More than 250 languages were spoken by Aboriginal and Torres Strait Islanders at the time of European settlement. Today, 90% are considered endangered. In honour of the 2019 United Nations International Year of Indigenous Languages, proud Indigenous young person Steph shares her experience of learning Wiradjuri and why it’s important to her.
Stephanie Yuwin Ngadhi (my name is). I am a mixture of cultures. A product of invasion, migration, and survival. My ancestors came from Scotland, Ireland, Britain, and Kenebri (a tiny town in Northern NSW) bordering Wiradjuri, Wailwan, and Gamileroi country.
Talking about my culture is a source of pride and vulnerability for me. It was not safe for my ancestors to be proud of their Aboriginality, speak language, practice culture, have Aboriginal children. Our culture is passed down orally; I only know what I have been told. Our Elders have passed on. Our culture will become extinct from our family if we do nothing to stop it. Our language already lost.
I am fluent in English. The language of colonisers. The language of my school, university, and workplace. The language of my family.
I am learning Wiradjuri. The language of my ancestors. The language of my family.
There is no duolingo for Indigenous languages and no classes nearby. So my partner bought me a Wiradjuri dictionary for my last birthday. I was ecstatic. To me, this was the key to connecting to my culture. I perused the pages. Practiced the words. Struggling to roll my r’s. The sounds fell awkwardly off of my tongue. A crude reminder of what was lost.
Learning my language has been difficult. Learning my language has been awkward. Learning my language has been lonely. But learning my language has been healing.
2019 is the United Nations International Year of Indigenous Languages and the spirit of revival in Australia is strong.

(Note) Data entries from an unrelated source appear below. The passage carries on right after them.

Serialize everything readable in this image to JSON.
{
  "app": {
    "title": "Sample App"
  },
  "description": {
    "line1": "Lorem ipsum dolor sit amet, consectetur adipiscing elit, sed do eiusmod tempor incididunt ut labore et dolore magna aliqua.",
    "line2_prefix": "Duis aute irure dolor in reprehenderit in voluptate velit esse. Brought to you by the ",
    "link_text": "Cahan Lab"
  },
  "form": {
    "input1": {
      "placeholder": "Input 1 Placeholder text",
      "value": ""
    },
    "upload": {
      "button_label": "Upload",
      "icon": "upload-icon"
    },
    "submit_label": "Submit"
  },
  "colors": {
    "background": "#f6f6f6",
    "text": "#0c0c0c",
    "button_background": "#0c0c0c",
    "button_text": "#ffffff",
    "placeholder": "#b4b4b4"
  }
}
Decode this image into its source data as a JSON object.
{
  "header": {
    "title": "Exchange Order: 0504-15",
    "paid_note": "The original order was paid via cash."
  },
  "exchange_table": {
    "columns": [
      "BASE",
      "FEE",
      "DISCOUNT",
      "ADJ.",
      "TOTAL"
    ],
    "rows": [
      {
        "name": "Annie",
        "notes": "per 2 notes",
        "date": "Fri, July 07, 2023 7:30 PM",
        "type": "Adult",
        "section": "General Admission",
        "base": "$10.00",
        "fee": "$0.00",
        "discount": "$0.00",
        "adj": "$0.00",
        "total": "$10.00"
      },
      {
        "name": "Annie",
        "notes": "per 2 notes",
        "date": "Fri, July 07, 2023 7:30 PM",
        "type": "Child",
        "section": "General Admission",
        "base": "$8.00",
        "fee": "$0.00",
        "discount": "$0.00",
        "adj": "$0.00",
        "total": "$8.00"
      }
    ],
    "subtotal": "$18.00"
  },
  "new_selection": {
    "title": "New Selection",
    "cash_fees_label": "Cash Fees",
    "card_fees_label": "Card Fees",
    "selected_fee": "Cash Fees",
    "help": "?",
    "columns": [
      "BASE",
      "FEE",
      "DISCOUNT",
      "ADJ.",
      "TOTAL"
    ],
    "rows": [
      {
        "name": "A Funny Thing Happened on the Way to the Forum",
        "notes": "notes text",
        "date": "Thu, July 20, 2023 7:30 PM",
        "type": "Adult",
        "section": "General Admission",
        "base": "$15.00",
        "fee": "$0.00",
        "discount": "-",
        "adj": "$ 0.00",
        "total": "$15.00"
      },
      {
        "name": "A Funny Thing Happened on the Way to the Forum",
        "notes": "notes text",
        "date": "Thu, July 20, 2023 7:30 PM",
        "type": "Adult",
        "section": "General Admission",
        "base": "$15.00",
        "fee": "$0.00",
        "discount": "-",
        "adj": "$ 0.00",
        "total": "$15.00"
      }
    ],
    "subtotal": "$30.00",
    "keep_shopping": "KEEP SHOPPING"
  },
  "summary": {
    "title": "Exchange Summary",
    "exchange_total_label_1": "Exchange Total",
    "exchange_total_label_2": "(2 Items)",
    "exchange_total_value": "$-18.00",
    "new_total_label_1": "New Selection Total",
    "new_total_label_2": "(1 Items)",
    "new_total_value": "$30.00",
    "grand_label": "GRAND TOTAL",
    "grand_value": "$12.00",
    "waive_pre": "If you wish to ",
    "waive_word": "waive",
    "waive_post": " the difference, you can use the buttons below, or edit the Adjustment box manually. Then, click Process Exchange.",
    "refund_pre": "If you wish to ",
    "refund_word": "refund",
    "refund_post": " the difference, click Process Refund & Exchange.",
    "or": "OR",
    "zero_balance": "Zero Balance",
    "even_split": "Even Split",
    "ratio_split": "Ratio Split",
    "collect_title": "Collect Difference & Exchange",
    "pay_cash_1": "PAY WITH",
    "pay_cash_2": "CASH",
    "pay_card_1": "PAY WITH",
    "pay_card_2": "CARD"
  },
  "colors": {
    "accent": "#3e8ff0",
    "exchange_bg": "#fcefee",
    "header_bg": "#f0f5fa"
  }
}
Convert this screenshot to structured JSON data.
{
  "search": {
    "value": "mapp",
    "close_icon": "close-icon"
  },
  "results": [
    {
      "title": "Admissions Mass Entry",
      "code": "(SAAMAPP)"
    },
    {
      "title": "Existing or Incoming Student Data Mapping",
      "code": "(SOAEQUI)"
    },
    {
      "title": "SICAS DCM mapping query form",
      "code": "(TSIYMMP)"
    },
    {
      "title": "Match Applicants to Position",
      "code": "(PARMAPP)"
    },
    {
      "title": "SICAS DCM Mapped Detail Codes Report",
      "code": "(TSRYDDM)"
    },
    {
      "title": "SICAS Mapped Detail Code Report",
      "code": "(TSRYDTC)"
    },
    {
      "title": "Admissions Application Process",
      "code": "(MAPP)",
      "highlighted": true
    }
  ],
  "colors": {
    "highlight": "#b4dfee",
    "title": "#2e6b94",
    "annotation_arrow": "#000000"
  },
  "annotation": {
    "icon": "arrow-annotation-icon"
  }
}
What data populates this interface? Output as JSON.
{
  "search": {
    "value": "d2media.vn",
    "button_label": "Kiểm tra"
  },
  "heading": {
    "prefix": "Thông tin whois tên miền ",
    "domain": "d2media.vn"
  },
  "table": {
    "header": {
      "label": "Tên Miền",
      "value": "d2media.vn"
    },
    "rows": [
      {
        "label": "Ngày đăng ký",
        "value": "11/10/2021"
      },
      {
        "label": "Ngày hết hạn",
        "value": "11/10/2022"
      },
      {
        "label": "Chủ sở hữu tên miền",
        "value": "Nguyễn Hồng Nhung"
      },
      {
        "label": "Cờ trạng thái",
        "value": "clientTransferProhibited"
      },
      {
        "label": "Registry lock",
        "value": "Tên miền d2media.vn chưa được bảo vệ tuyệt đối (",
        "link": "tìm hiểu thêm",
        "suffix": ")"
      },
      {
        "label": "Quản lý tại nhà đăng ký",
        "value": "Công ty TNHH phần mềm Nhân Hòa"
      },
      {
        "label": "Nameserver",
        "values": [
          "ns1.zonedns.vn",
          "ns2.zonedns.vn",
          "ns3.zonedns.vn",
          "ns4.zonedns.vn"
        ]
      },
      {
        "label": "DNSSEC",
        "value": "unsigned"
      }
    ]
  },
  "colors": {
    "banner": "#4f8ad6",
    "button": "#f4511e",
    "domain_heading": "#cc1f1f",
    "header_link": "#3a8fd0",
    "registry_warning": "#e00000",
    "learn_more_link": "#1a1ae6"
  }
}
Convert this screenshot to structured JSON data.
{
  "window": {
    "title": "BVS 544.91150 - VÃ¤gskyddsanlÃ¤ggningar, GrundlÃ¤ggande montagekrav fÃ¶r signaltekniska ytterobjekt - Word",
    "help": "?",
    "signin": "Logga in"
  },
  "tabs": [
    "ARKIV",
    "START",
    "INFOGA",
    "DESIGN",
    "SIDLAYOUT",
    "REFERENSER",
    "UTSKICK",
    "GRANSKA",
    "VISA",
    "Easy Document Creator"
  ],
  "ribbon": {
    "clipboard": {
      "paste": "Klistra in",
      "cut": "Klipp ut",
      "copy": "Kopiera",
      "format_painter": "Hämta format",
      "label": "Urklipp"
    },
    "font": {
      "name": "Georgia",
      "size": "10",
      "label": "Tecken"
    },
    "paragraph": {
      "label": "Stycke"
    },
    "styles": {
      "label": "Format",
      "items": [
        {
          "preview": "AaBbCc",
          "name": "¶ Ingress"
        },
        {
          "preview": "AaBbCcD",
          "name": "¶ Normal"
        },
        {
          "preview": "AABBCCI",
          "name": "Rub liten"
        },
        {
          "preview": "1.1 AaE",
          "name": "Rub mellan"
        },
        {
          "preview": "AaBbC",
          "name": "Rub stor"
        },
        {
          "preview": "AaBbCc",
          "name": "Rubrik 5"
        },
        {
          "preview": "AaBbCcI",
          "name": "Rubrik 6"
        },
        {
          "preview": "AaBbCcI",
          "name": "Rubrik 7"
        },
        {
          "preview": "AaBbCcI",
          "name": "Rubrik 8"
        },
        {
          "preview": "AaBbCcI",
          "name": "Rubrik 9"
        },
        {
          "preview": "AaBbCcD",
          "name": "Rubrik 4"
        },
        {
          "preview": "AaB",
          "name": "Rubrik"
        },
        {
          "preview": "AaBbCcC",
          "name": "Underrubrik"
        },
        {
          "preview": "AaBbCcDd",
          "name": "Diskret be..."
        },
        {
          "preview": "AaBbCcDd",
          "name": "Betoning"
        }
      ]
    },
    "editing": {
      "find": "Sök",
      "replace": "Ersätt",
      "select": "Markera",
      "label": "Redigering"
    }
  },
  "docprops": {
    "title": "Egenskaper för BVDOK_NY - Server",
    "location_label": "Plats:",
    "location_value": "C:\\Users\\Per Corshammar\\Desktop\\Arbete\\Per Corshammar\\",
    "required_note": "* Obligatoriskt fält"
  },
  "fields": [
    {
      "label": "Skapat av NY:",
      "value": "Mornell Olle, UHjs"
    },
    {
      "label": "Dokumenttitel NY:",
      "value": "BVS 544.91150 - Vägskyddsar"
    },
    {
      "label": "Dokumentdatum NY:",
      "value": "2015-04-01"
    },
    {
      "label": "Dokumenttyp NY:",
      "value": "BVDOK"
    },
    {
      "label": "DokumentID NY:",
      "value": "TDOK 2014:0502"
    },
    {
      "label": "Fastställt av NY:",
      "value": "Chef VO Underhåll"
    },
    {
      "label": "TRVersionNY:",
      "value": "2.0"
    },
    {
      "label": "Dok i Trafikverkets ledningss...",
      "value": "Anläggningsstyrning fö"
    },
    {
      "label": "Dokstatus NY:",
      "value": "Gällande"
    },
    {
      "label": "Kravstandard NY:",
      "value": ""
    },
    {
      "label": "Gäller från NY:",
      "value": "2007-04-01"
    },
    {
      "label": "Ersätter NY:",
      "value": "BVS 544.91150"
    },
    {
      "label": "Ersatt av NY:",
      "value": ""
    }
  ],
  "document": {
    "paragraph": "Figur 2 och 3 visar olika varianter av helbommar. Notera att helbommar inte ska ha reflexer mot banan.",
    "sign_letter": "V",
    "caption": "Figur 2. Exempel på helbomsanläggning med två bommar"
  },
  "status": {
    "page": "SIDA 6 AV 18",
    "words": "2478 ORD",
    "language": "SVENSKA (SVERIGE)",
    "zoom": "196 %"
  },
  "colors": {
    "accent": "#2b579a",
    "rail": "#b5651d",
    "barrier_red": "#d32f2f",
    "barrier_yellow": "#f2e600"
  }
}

I have chosen to share my language learning on social media. Wiradjuri language sprinkled throughout my profile. With the help of a dictionary and app I am able to practice language in my daily life. Teaching friends, family, and myself along the way. My progress has been slow but I know more words than I knew a year ago and that makes me feel walan (strong).
What doors does an Indigenous language open in Australia? Are there any? Ngawa (Yes).
Learning Wiradjuri has connected me to my culture in ways I didn’t know were possible for me. I only wish I could have had the opportunity to learn sooner. I am stronger in my identity and better prepared to share this with my family, to get them learning earlier than I did. This makes me incredibly hopeful for the revival of culture in our family.
Mandaang guwu (Thank you).